Inspired by a fellow wildlife photographers abstract rendition of a black snake, I decided to spend yesterday working on wildlife abstracts myself. The first place that come to mind for such a project was Poccosin Lakes. When I want swans, I got to Mattamuskeet. When I want ducks, I go to Cape Hatteras National Seashore and managed waterfowl impoundments, when I want geese however, I go to Poccosin. With this intention I left my house at around 4 am to make the 2 hour drive.
I found the geese almost immediately and worked them for an hour or so before the flock finally headed off to the back fields of the refuge. As I began to make my way around the dirt roads to try to access the North road where they few off too, I noticed the red-winged blackbirds and about 20 bald eagles and 10 or more norther harriers. Migration axiom number one: where there are large concentrations of small birds, there will be large concentrations of raptors to feed on the small birds. These black birds engulfed much of the field. The ground stretching out a hundred yards in all directions was black with them. Even the trees sticking out into the field like a peninsula were black with birds. When you see numbers of birds like this, its difficult to quantify what you are seeing of course. Is a million birds an exaggeration? Or, is it a mere fraction of what you behold? Lets just say, there were a lot of birds.
Now how these birds feed and move is naturally in waves when they congregate on the fields like this. Just like the snow geese, the redwings will constantly roll over top of themselves in waves as they move to the center of the flock.
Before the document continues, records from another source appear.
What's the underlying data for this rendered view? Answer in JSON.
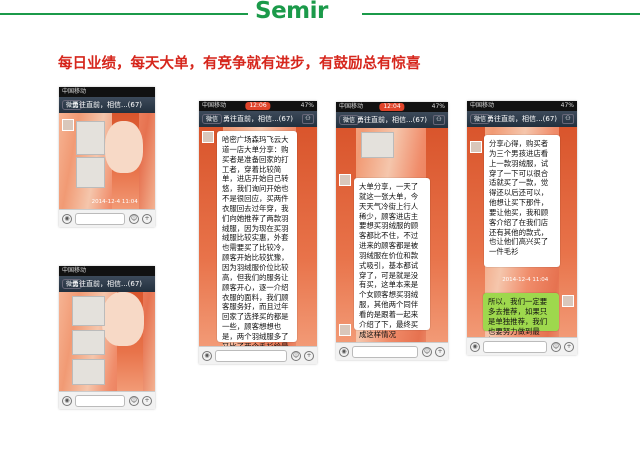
{
  "header": {
    "logo": "Semir"
  },
  "headline": "每日业绩，每天大单，有竞争就有进步，有鼓励总有惊喜",
  "phones": [
    {
      "carrier": "中国移动",
      "time": "",
      "battery": "",
      "back": "微信",
      "title": "勇往直前，相信...(67)",
      "stamp": "2014-12-4 11:04",
      "bubble": ""
    },
    {
      "carrier": "中国移动",
      "time": "",
      "battery": "",
      "back": "微信",
      "title": "勇往直前，相信...(67)",
      "stamp": "",
      "bubble": ""
    },
    {
      "carrier": "中国移动",
      "time": "12:06",
      "battery": "47%",
      "back": "微信",
      "title": "勇往直前，相信...(67)",
      "stamp": "",
      "bubble": "哈密广场森玛飞云大道一店大单分享：购买者是准备回家的打工者，穿着比较简单，进店开始自己转悠，我们询问开始也不是很回应，买两件衣服回去过年穿，我们向她推荐了两款羽绒服，因为现在买羽绒服比较实惠，外套也需要买了比较冷，顾客开始比较犹豫，因为羽绒服价位比较高，但我们的服务让顾客开心，逐一介绍衣服的面料，我们顾客服务好，而且过年回家了选择买的都是一些，顾客想想也是，两个羽绒服多了又比了两个毛衫给最终，成单四件，为"
    },
    {
      "carrier": "中国移动",
      "time": "12:04",
      "battery": "47%",
      "back": "微信",
      "title": "勇往直前，相信...(67)",
      "stamp": "",
      "bubble": "大单分享，一天了就这一张大单，今天天气冷街上行人稀少，顾客进店主要想买羽绒服的顾客都比不住，不过进来的顾客都是被羽绒服在价位和款式吸引，基本都试穿了，可是就是没有买，这单本来是个女顾客想买羽绒服，其他两个同伴看的是跟着一起来介绍了下，最终买成这样情况"
    },
    {
      "carrier": "中国移动",
      "time": "",
      "battery": "47%",
      "back": "微信",
      "title": "勇往直前，相信...(67)",
      "stamp": "2014-12-4 11:04",
      "bubble": "分享心得，购买者为三个男孩进店看上一款羽绒服，试穿了一下可以很合适就买了一款，觉得还以后还可以，他想让买下那件，要让他买，我和顾客介绍了在我们店还有其他的款式，也让他们高兴买了一件毛衫",
      "reply": "所以，我们一定要多去推荐，如果只是单独推荐，我们也要努力做到最好，"
    }
  ],
  "chat_icons": {
    "voice": "voice-icon",
    "emoji": "emoji-icon",
    "add": "plus-icon"
  }
}
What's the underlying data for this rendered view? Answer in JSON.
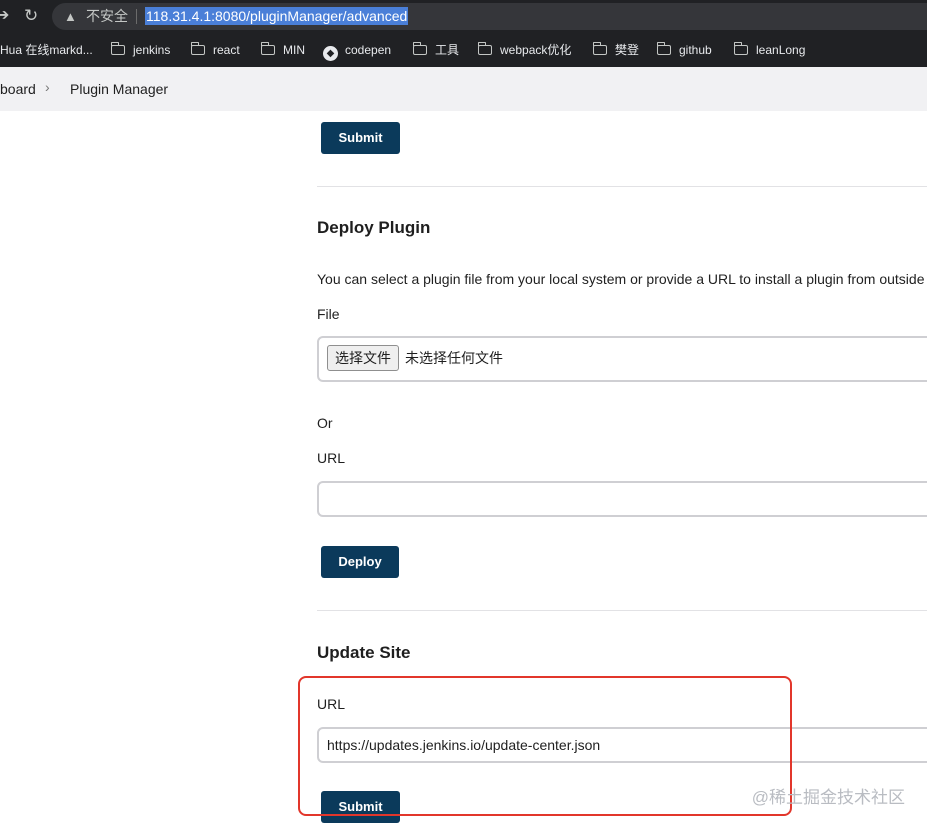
{
  "browser": {
    "insecure_label": "不安全",
    "url": "118.31.4.1:8080/pluginManager/advanced",
    "bookmarks": [
      {
        "label": "Hua 在线markd...",
        "icon": "none"
      },
      {
        "label": "jenkins",
        "icon": "folder-icon"
      },
      {
        "label": "react",
        "icon": "folder-icon"
      },
      {
        "label": "MIN",
        "icon": "folder-icon"
      },
      {
        "label": "codepen",
        "icon": "codepen-icon"
      },
      {
        "label": "工具",
        "icon": "folder-icon"
      },
      {
        "label": "webpack优化",
        "icon": "folder-icon"
      },
      {
        "label": "樊登",
        "icon": "folder-icon"
      },
      {
        "label": "github",
        "icon": "folder-icon"
      },
      {
        "label": "leanLong",
        "icon": "folder-icon"
      }
    ]
  },
  "breadcrumb": {
    "items": [
      "board",
      "Plugin Manager"
    ]
  },
  "top_section": {
    "submit_label": "Submit"
  },
  "deploy": {
    "title": "Deploy Plugin",
    "description": "You can select a plugin file from your local system or provide a URL to install a plugin from outside t",
    "file_label": "File",
    "file_button": "选择文件",
    "file_status": "未选择任何文件",
    "or_label": "Or",
    "url_label": "URL",
    "url_value": "",
    "deploy_label": "Deploy"
  },
  "update_site": {
    "title": "Update Site",
    "url_label": "URL",
    "url_value": "https://updates.jenkins.io/update-center.json",
    "submit_label": "Submit"
  },
  "watermark": "@稀土掘金技术社区",
  "colors": {
    "primary_button": "#0b3a5b",
    "highlight": "#e2362b"
  }
}
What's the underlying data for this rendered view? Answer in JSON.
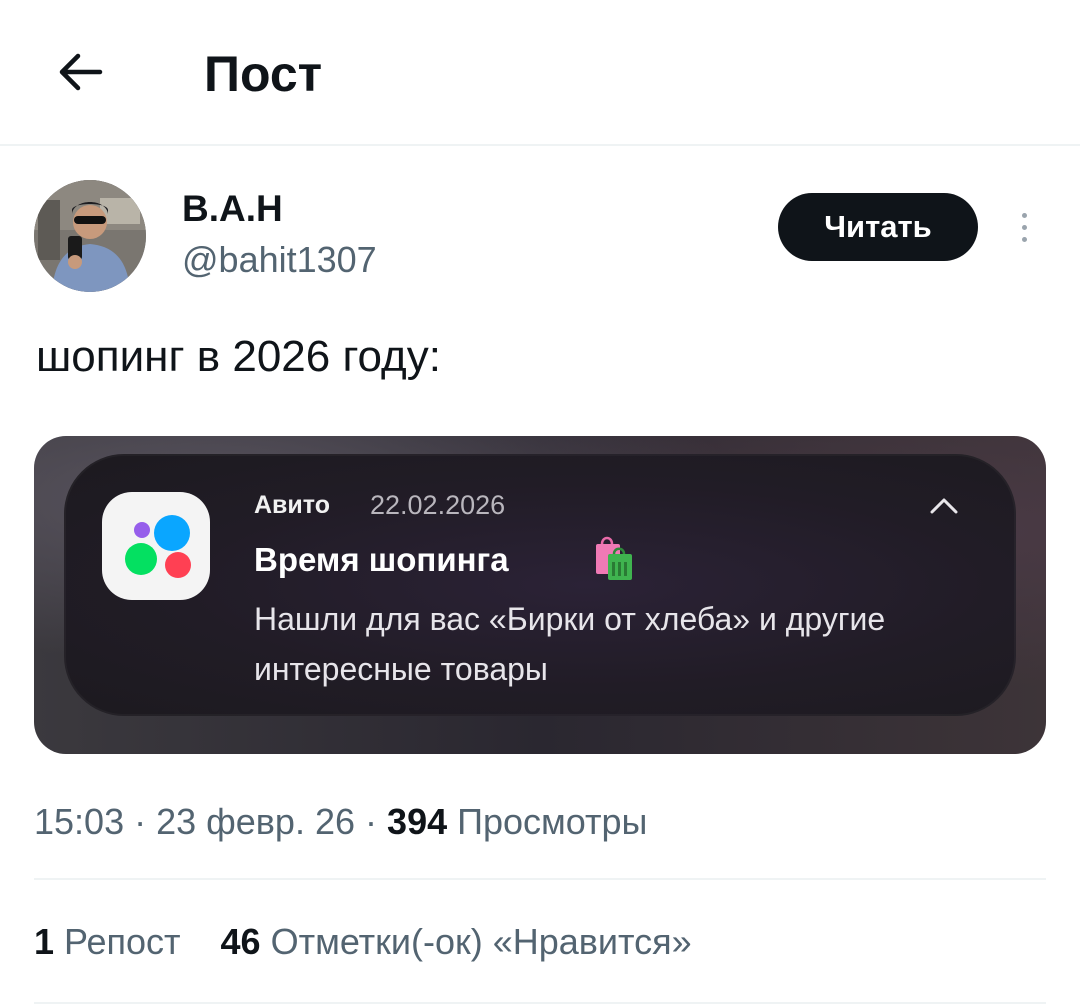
{
  "header": {
    "title": "Пост"
  },
  "author": {
    "name": "В.А.Н",
    "handle": "@bahit1307",
    "follow_label": "Читать"
  },
  "post": {
    "text": "шопинг в 2026 году:"
  },
  "notification": {
    "app": "Авито",
    "date": "22.02.2026",
    "title": "Время шопинга",
    "body": "Нашли для вас «Бирки от хлеба» и другие интересные товары",
    "icon": "avito-icon",
    "emoji_icon": "shopping-bags-icon"
  },
  "meta": {
    "time": "15:03",
    "date": "23 февр. 26",
    "views_count": "394",
    "views_label": "Просмотры",
    "separator": "·"
  },
  "stats": {
    "reposts_count": "1",
    "reposts_label": "Репост",
    "likes_count": "46",
    "likes_label": "Отметки(-ок) «Нравится»"
  },
  "colors": {
    "text_primary": "#0f1419",
    "text_secondary": "#536471",
    "divider": "#eff3f4",
    "avito_blue": "#0aa6ff",
    "avito_green": "#04e061",
    "avito_red": "#ff4053",
    "avito_purple": "#965eeb"
  }
}
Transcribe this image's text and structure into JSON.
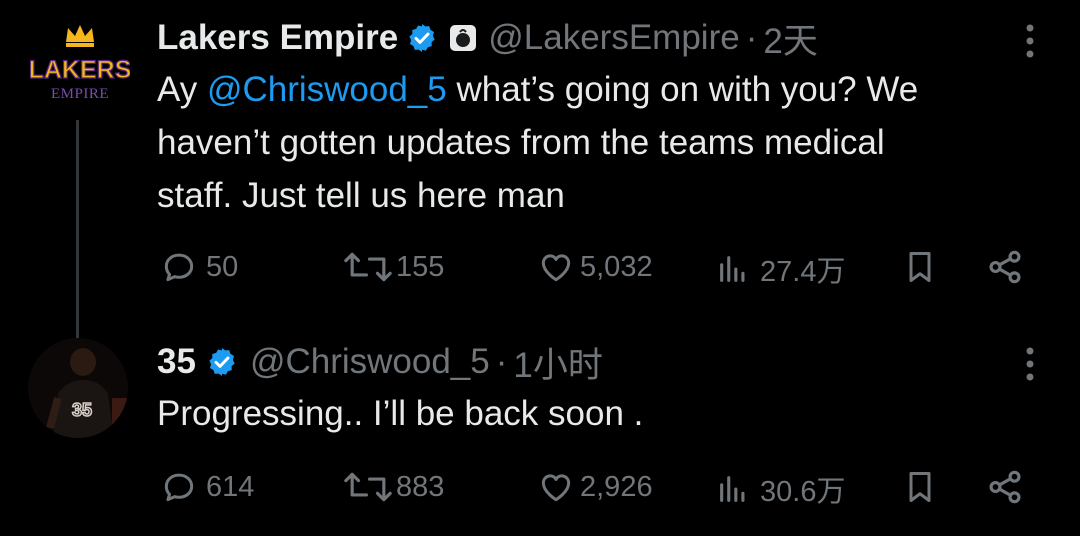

It doesn’t take long to understand why they do this, and why they are constantly jockying for a central spot surrounded by others. It’s like all animals the group up like this for the most part – dilution. The more birds, elk, caribou, fish, etc. . that are around you, the more likely one of them will be eaten instead of you. Obviously then, the closer you are to the center, the safer you are from predators. The trade-off though is that the more birds you are with, the more predators. But this is something of a necessary evil as winter is also the time for mate selection for many species of birds. To go it alone, would be to never sire offspring; to be an evolutionary loser in the game of life and the continuation of your species.
Such extraordinary numbers of birds lends itself well to creating abstract photographs. The creative options are seemingly limitless. Fast shutters for freeze frame, slow shutters for blur and motion, focusing at different depths within the flock, etc. . . All you need is timing and the time to experiment. Well one good thing about the bald eagles in the area (other than something else to photograph) is that when they dive the birds, the redwings explode into the air in a towering ink black mass complete with their red shoulder patches in threat display. Thus, if you watch the raptors, you will know when to get ready for a show – its as simple as that.
Here are a few photographs from the day. . . Still have 16 gigs worth of files to go through though.